AIM OF THE EXERCISE: Report each line of the data that contains the string "JSON".

INPUT DATA:
--- START ---

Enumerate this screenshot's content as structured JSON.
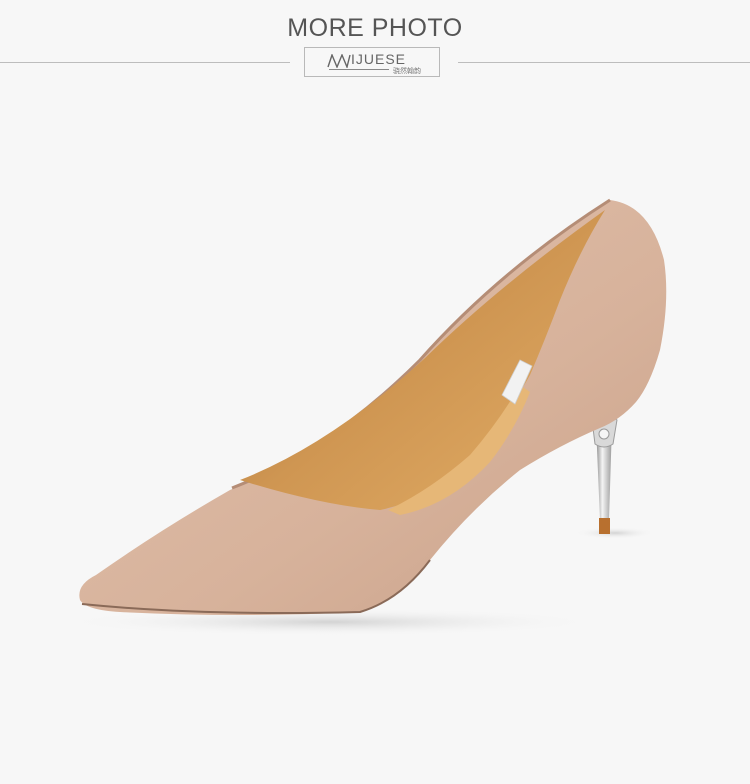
{
  "header": {
    "title": "MORE PHOTO",
    "brand": "IJUESE",
    "brand_sub": "骁然翰韵"
  },
  "photo": {
    "subject": "pump-shoe",
    "colors": {
      "background": "#f7f7f7",
      "suede": "#ddb9a3",
      "lining": "#c38a4c",
      "heel": "#cfcfcf"
    }
  }
}
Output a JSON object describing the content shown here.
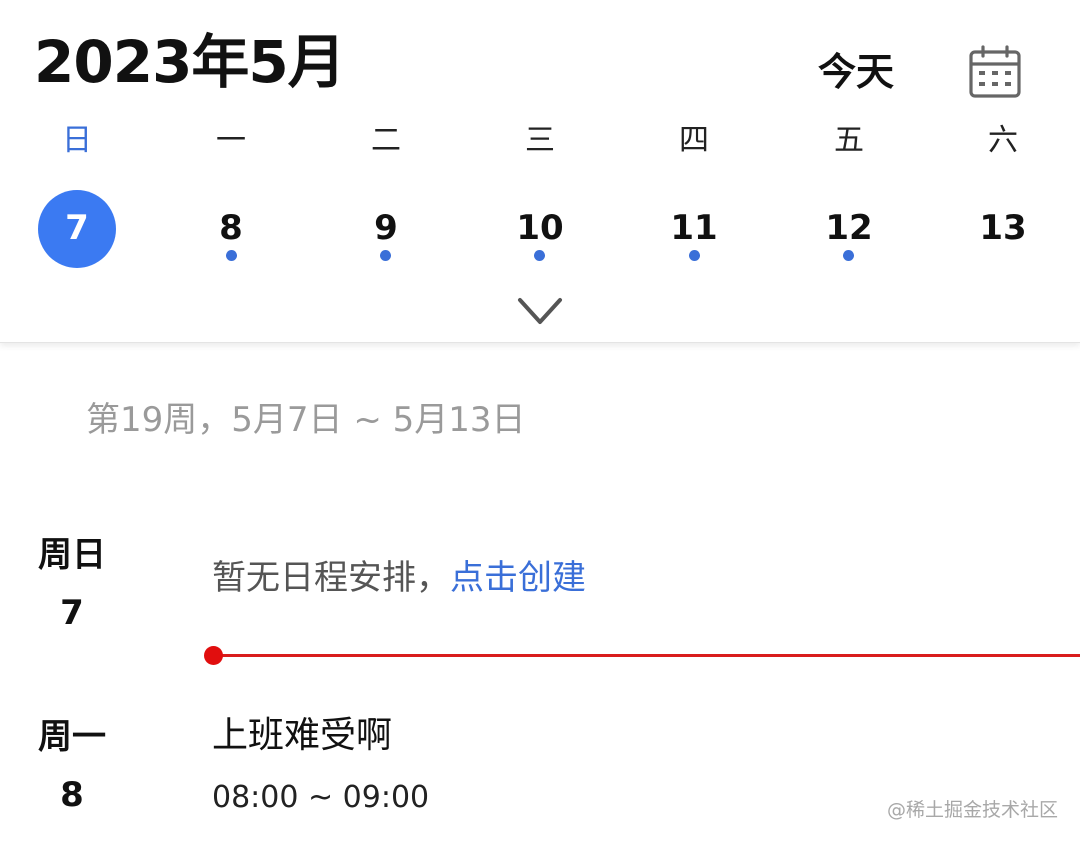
{
  "header": {
    "month_title": "2023年5月",
    "today_label": "今天",
    "calendar_icon": "calendar-icon",
    "expand_icon": "chevron-down-icon"
  },
  "weekdays": [
    "日",
    "一",
    "二",
    "三",
    "四",
    "五",
    "六"
  ],
  "dates": [
    {
      "num": "7",
      "selected": true,
      "has_event": false
    },
    {
      "num": "8",
      "selected": false,
      "has_event": true
    },
    {
      "num": "9",
      "selected": false,
      "has_event": true
    },
    {
      "num": "10",
      "selected": false,
      "has_event": true
    },
    {
      "num": "11",
      "selected": false,
      "has_event": true
    },
    {
      "num": "12",
      "selected": false,
      "has_event": true
    },
    {
      "num": "13",
      "selected": false,
      "has_event": false
    }
  ],
  "week_range": "第19周，5月7日 ~ 5月13日",
  "days": [
    {
      "weekday": "周日",
      "date": "7",
      "empty_text": "暂无日程安排，",
      "create_link": "点击创建"
    },
    {
      "weekday": "周一",
      "date": "8",
      "event_title": "上班难受啊",
      "event_time": "08:00 ~ 09:00"
    }
  ],
  "watermark": "@稀土掘金技术社区",
  "colors": {
    "accent": "#3b7af2",
    "link": "#3a6fd8",
    "now_line": "#d91c1c",
    "muted_text": "#9a9a9a"
  }
}
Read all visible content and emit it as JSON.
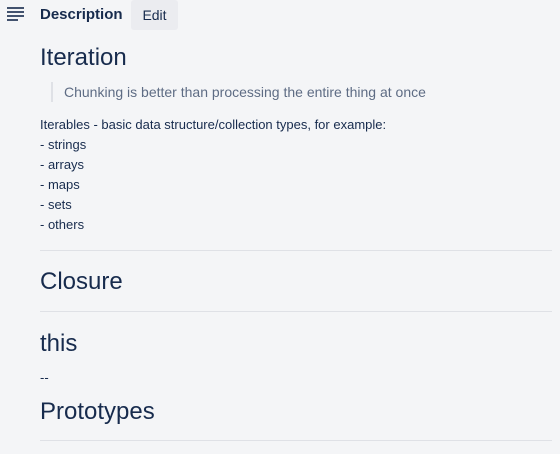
{
  "header": {
    "title": "Description",
    "edit_label": "Edit",
    "icon": "description-icon"
  },
  "sections": {
    "iteration": {
      "heading": "Iteration",
      "quote": "Chunking is better than processing the entire thing at once",
      "intro": "Iterables - basic data structure/collection types, for example:",
      "items": [
        "- strings",
        "- arrays",
        "- maps",
        "- sets",
        "- others"
      ]
    },
    "closure": {
      "heading": "Closure"
    },
    "this": {
      "heading": "this",
      "body": "--"
    },
    "prototypes": {
      "heading": "Prototypes"
    }
  },
  "colors": {
    "background": "#f4f5f7",
    "text": "#172b4d",
    "muted": "#5e6c84",
    "rule": "#dfe1e6",
    "button": "#ebecf0"
  }
}
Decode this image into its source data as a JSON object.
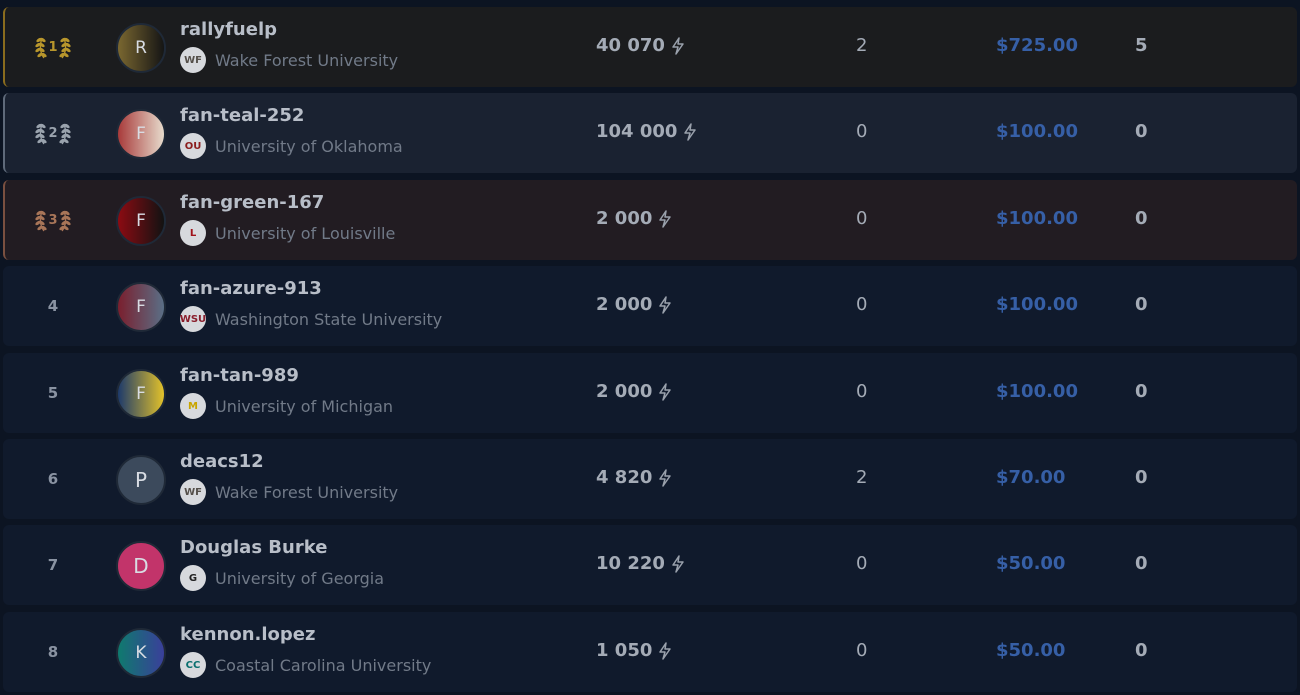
{
  "leaderboard": {
    "rows": [
      {
        "rank": "1",
        "medal": "gold",
        "initial": "R",
        "avatar_colors": [
          "#7a6730",
          "#151515"
        ],
        "username": "rallyfuelp",
        "logo": "WF",
        "logo_color": "#55504a",
        "school": "Wake Forest University",
        "points": "40 070",
        "count": "2",
        "prize": "$725.00",
        "last": "5"
      },
      {
        "rank": "2",
        "medal": "silver",
        "initial": "F",
        "avatar_colors": [
          "#a83a3a",
          "#e7dccd"
        ],
        "username": "fan-teal-252",
        "logo": "OU",
        "logo_color": "#8b1d1d",
        "school": "University of Oklahoma",
        "points": "104 000",
        "count": "0",
        "prize": "$100.00",
        "last": "0"
      },
      {
        "rank": "3",
        "medal": "bronze",
        "initial": "F",
        "avatar_colors": [
          "#8c0b12",
          "#121212"
        ],
        "username": "fan-green-167",
        "logo": "L",
        "logo_color": "#a0121a",
        "school": "University of Louisville",
        "points": "2 000",
        "count": "0",
        "prize": "$100.00",
        "last": "0"
      },
      {
        "rank": "4",
        "medal": "",
        "initial": "F",
        "avatar_colors": [
          "#7a1f2e",
          "#5a6f86"
        ],
        "username": "fan-azure-913",
        "logo": "WSU",
        "logo_color": "#8a1e2c",
        "school": "Washington State University",
        "points": "2 000",
        "count": "0",
        "prize": "$100.00",
        "last": "0"
      },
      {
        "rank": "5",
        "medal": "",
        "initial": "F",
        "avatar_colors": [
          "#1d3a6b",
          "#e3c22a"
        ],
        "username": "fan-tan-989",
        "logo": "M",
        "logo_color": "#c9a500",
        "school": "University of Michigan",
        "points": "2 000",
        "count": "0",
        "prize": "$100.00",
        "last": "0"
      },
      {
        "rank": "6",
        "medal": "",
        "initial": "P",
        "avatar_colors": [
          "#3c4a5c",
          "#3c4a5c"
        ],
        "username": "deacs12",
        "logo": "WF",
        "logo_color": "#55504a",
        "school": "Wake Forest University",
        "points": "4 820",
        "count": "2",
        "prize": "$70.00",
        "last": "0"
      },
      {
        "rank": "7",
        "medal": "",
        "initial": "D",
        "avatar_colors": [
          "#c2346a",
          "#c2346a"
        ],
        "username": "Douglas Burke",
        "logo": "G",
        "logo_color": "#222222",
        "school": "University of Georgia",
        "points": "10 220",
        "count": "0",
        "prize": "$50.00",
        "last": "0"
      },
      {
        "rank": "8",
        "medal": "",
        "initial": "K",
        "avatar_colors": [
          "#0f7a6e",
          "#3a3f9a"
        ],
        "username": "kennon.lopez",
        "logo": "CC",
        "logo_color": "#0a6f6f",
        "school": "Coastal Carolina University",
        "points": "1 050",
        "count": "0",
        "prize": "$50.00",
        "last": "0"
      }
    ]
  },
  "colors": {
    "gold": "#b8962c",
    "silver": "#9aa3ad",
    "bronze": "#a87558",
    "accent_link": "#365fa6"
  },
  "icons": {
    "points": "lightning-bolt-icon",
    "medal": "laurel-wreath-icon"
  }
}
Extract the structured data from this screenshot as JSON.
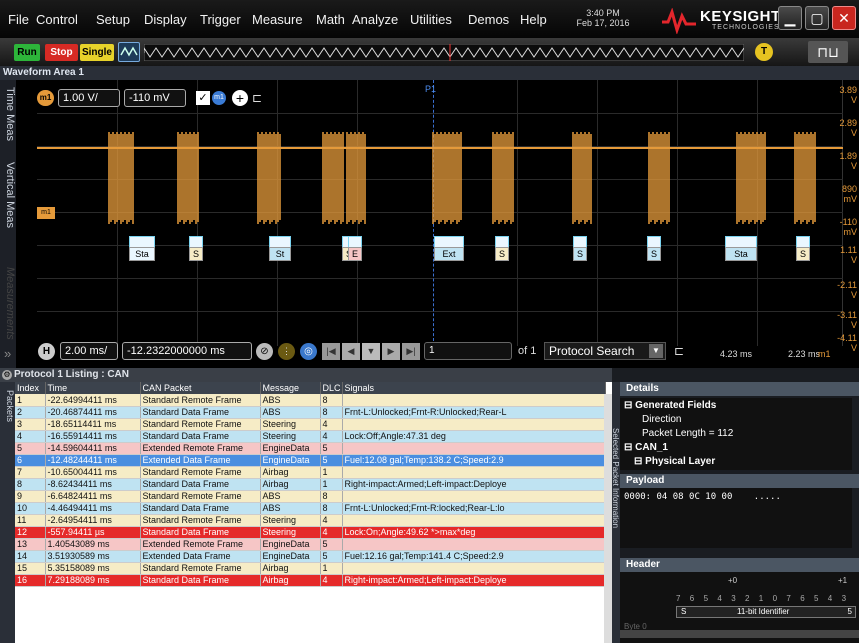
{
  "menu": [
    "File",
    "Control",
    "Setup",
    "Display",
    "Trigger",
    "Measure",
    "Math",
    "Analyze",
    "Utilities",
    "Demos",
    "Help"
  ],
  "datetime": {
    "time": "3:40 PM",
    "date": "Feb 17, 2016"
  },
  "brand": {
    "name": "KEYSIGHT",
    "sub": "TECHNOLOGIES"
  },
  "toolbar": {
    "run": "Run",
    "stop": "Stop",
    "single": "Single",
    "trigger_badge": "T"
  },
  "waveform_area": {
    "title": "Waveform Area 1",
    "marker": "P1"
  },
  "side_tabs": [
    "Time Meas",
    "Vertical Meas",
    "Measurements"
  ],
  "channel": {
    "badge": "m1",
    "scale": "1.00 V/",
    "offset": "-110 mV"
  },
  "y_axis": [
    "3.89 V",
    "2.89 V",
    "1.89 V",
    "890 mV",
    "-110 mV",
    "1.11 V",
    "-2.11 V",
    "-3.11 V",
    "-4.11 V"
  ],
  "timebase": {
    "h": "H",
    "scale": "2.00 ms/",
    "position": "-12.2322000000 ms",
    "page_value": "1",
    "page_of": "of 1",
    "search": "Protocol Search",
    "left_time": "4.23 ms",
    "right_time": "2.23 ms",
    "right_badge": "m1"
  },
  "packet_labels": [
    "Sta",
    "S",
    "St",
    "S",
    "E",
    "Ext",
    "S",
    "S",
    "S",
    "Sta",
    "S"
  ],
  "listing": {
    "title": "Protocol 1 Listing : CAN",
    "side_label": "Packets",
    "columns": [
      "Index",
      "Time",
      "CAN Packet",
      "Message",
      "DLC",
      "Signals"
    ],
    "rows": [
      [
        "1",
        "-22.64994411 ms",
        "Standard Remote Frame",
        "ABS",
        "8",
        ""
      ],
      [
        "2",
        "-20.46874411 ms",
        "Standard Data Frame",
        "ABS",
        "8",
        "Frnt-L:Unlocked;Frnt-R:Unlocked;Rear-L"
      ],
      [
        "3",
        "-18.65114411 ms",
        "Standard Remote Frame",
        "Steering",
        "4",
        ""
      ],
      [
        "4",
        "-16.55914411 ms",
        "Standard Data Frame",
        "Steering",
        "4",
        "Lock:Off;Angle:47.31 deg"
      ],
      [
        "5",
        "-14.59604411 ms",
        "Extended Remote Frame",
        "EngineData",
        "5",
        ""
      ],
      [
        "6",
        "-12.48244411 ms",
        "Extended Data Frame",
        "EngineData",
        "5",
        "Fuel:12.08 gal;Temp:138.2 C;Speed:2.9"
      ],
      [
        "7",
        "-10.65004411 ms",
        "Standard Remote Frame",
        "Airbag",
        "1",
        ""
      ],
      [
        "8",
        "-8.62434411 ms",
        "Standard Data Frame",
        "Airbag",
        "1",
        "Right-impact:Armed;Left-impact:Deploye"
      ],
      [
        "9",
        "-6.64824411 ms",
        "Standard Remote Frame",
        "ABS",
        "8",
        ""
      ],
      [
        "10",
        "-4.46494411 ms",
        "Standard Data Frame",
        "ABS",
        "8",
        "Frnt-L:Unlocked;Frnt-R:locked;Rear-L:lo"
      ],
      [
        "11",
        "-2.64954411 ms",
        "Standard Remote Frame",
        "Steering",
        "4",
        ""
      ],
      [
        "12",
        "-557.94411 µs",
        "Standard Data Frame",
        "Steering",
        "4",
        "Lock:On;Angle:49.62 *>max*deg"
      ],
      [
        "13",
        "1.40543089 ms",
        "Extended Remote Frame",
        "EngineData",
        "5",
        ""
      ],
      [
        "14",
        "3.51930589 ms",
        "Extended Data Frame",
        "EngineData",
        "5",
        "Fuel:12.16 gal;Temp:141.4 C;Speed:2.9"
      ],
      [
        "15",
        "5.35158089 ms",
        "Standard Remote Frame",
        "Airbag",
        "1",
        ""
      ],
      [
        "16",
        "7.29188089 ms",
        "Standard Data Frame",
        "Airbag",
        "4",
        "Right-impact:Armed;Left-impact:Deploye"
      ]
    ],
    "row_colors": [
      "#f6ecc6",
      "#bfe3f2",
      "#f6ecc6",
      "#bfe3f2",
      "#f6c6c6",
      "#4a8ee0",
      "#f6ecc6",
      "#bfe3f2",
      "#f6ecc6",
      "#bfe3f2",
      "#f6ecc6",
      "#e52a2a",
      "#f6c6c6",
      "#bfe3f2",
      "#f6ecc6",
      "#e52a2a"
    ]
  },
  "info_panel": {
    "side_label": "Selected Packet Information",
    "details_title": "Details",
    "tree": [
      "Generated Fields",
      "Direction",
      "Packet Length = 112",
      "CAN_1",
      "Physical Layer"
    ],
    "payload_title": "Payload",
    "payload_line": "0000:   04 08 0C 10 00",
    "payload_ascii": ".....",
    "header_title": "Header",
    "header_top": [
      "+0",
      "+1"
    ],
    "header_bits": [
      "7",
      "6",
      "5",
      "4",
      "3",
      "2",
      "1",
      "0",
      "7",
      "6",
      "5",
      "4",
      "3"
    ],
    "header_s": "S",
    "header_id": "11-bit Identifier",
    "header_five": "5",
    "byte_label": "Byte 0"
  },
  "colors": {
    "waveform": "#e59a3a",
    "selection": "#4a8ee0",
    "error": "#e52a2a"
  }
}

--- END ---

WRITTEN RESPONSE:
Enumerate this screenshot's content as structured JSON.
Output a JSON object describing the content shown here.
Read all visible content and emit it as JSON.
Decode this image into its source data as a JSON object.
Extract the structured data from this screenshot as JSON.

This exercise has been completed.